Just before the pandemic struck, Anita Drentlaw began overhauling the culture at New Market Bank. As president and CEO, Drentlaw wanted to develop a commitment to leadership at the $190 million bank, located on the south side of the Twin Cities metro.
Developed by an ex-Marine, the program she implemented at the Elko Market Bank focused on creating a leadership mentality among its graduates rather than situation-specific training. It’s helped create a unified culture with buy-in from all participants. “They’ve all helped create the vision, and they’ve all gone through the development,” said Drentlaw, who is recognized as one of BankBeat’s 2021 “Outstanding Women in Banking.” This meant rewriting job descriptions, performance goals and the strategic plan.
“We’ve put a lot of time and energy into leadership development with our officers and senior staff,” Drentlaw said. “That’s been a huge thing that I’ve felt very strongly about. And it has really created a very cohesive culture within the bank that is pretty cool to see come together.”
That cohesiveness and creating open lines of communication was crucial during the pandemic, particularly in its early days. Balancing remote work positions with those who had to be physically present in the bank required a level of communication and responsiveness previously lacking.
“I think that that did help, too, that there was a really good set of core values that we had prior that we had communicated really well to people,” Drentlaw said. “We had a really clear vision of where the bank was going prior to the pandemic that we had communicated well to people. And so those foundations that we had were helpful during that period.”
Part of the cultural revamp was a branding assessment and logo redesign, which the New Market Bank leadership team wanted to tie back to its new culture. Since relationships are so important to the family bank, an abstract handshake was worked into the new logo. Including the physical gesture, briefly disallowed by the pandemic, was a topic of board debate initially. Drentlaw and her team quickly dismissed the concern: “We’re not changing our vision for a pandemic.”

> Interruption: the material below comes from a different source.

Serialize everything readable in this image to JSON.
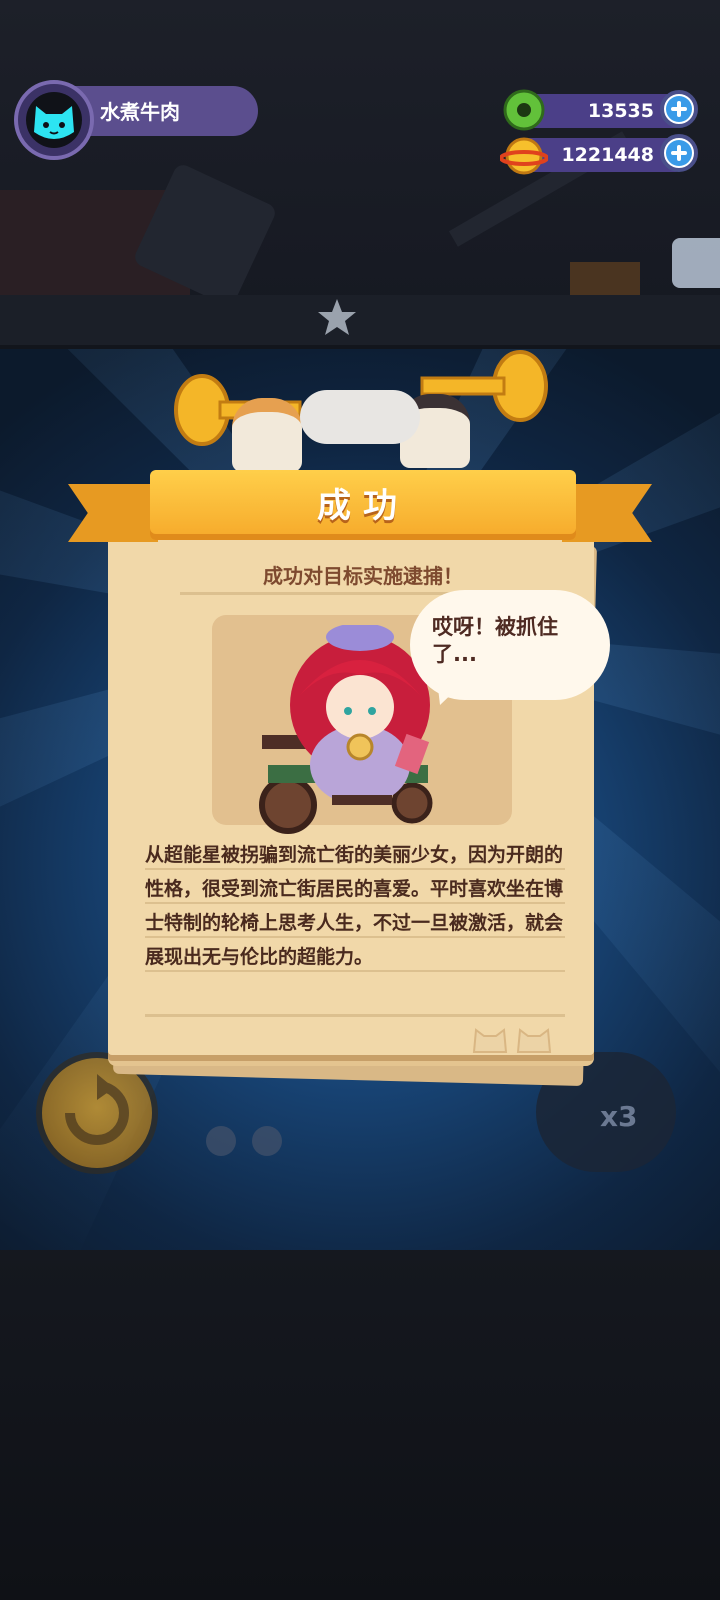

Drentlaw, who has been president of the family bank since 2012, added CEO to her responsibilities earlier this summer, taking over from her father Bob Vogel. She’d been in training for those roles since she joined the company in 2002 as its fourth generation of family leadership.
Her experience working through the bank’s cultural and branding refresh will serve her well at the Independent Community Bankers of Minnesota, where she is the 2021-22 chair. Drentlaw is the second woman to hold the position (Nancy Skophammer was chair in 2011-12), and part of the first father-daughter pair (her father was chair in 1998-99).
Besides the typical slate of leadership responsibilities, Drentlaw and ICBM plan to focus on a rebranding project during her tenure. The project is an opportunity to lay out its 60 years of history and examine what’s worked well in the past and what needs to be changed going forward, said ICBM President and CEO Jim Amundson: “She’s going to be a strong leader in that process, not only as chair, but as a committed member to what we do.”
“That is exciting to me, making sure that our brand is well-known, not only in the industry, but also to community members and customers,” Drentlaw said. “What can we do, from an association standpoint, to help our members gain more customers and be more well-known in the communities that they serve?”
Drentlaw spent time at the beginning of her career doing some accounting work for the organization, so she brings not only a wealth of banking knowledge, but a deep familiarity with ICBM history as well.
“It was evident to me Anita was a strong community leader, a strong banker, and I thought it would be a great opportunity to have her come on and join the executive committee,” Amundson said. “We’ll have to find other ways to keep her involved.”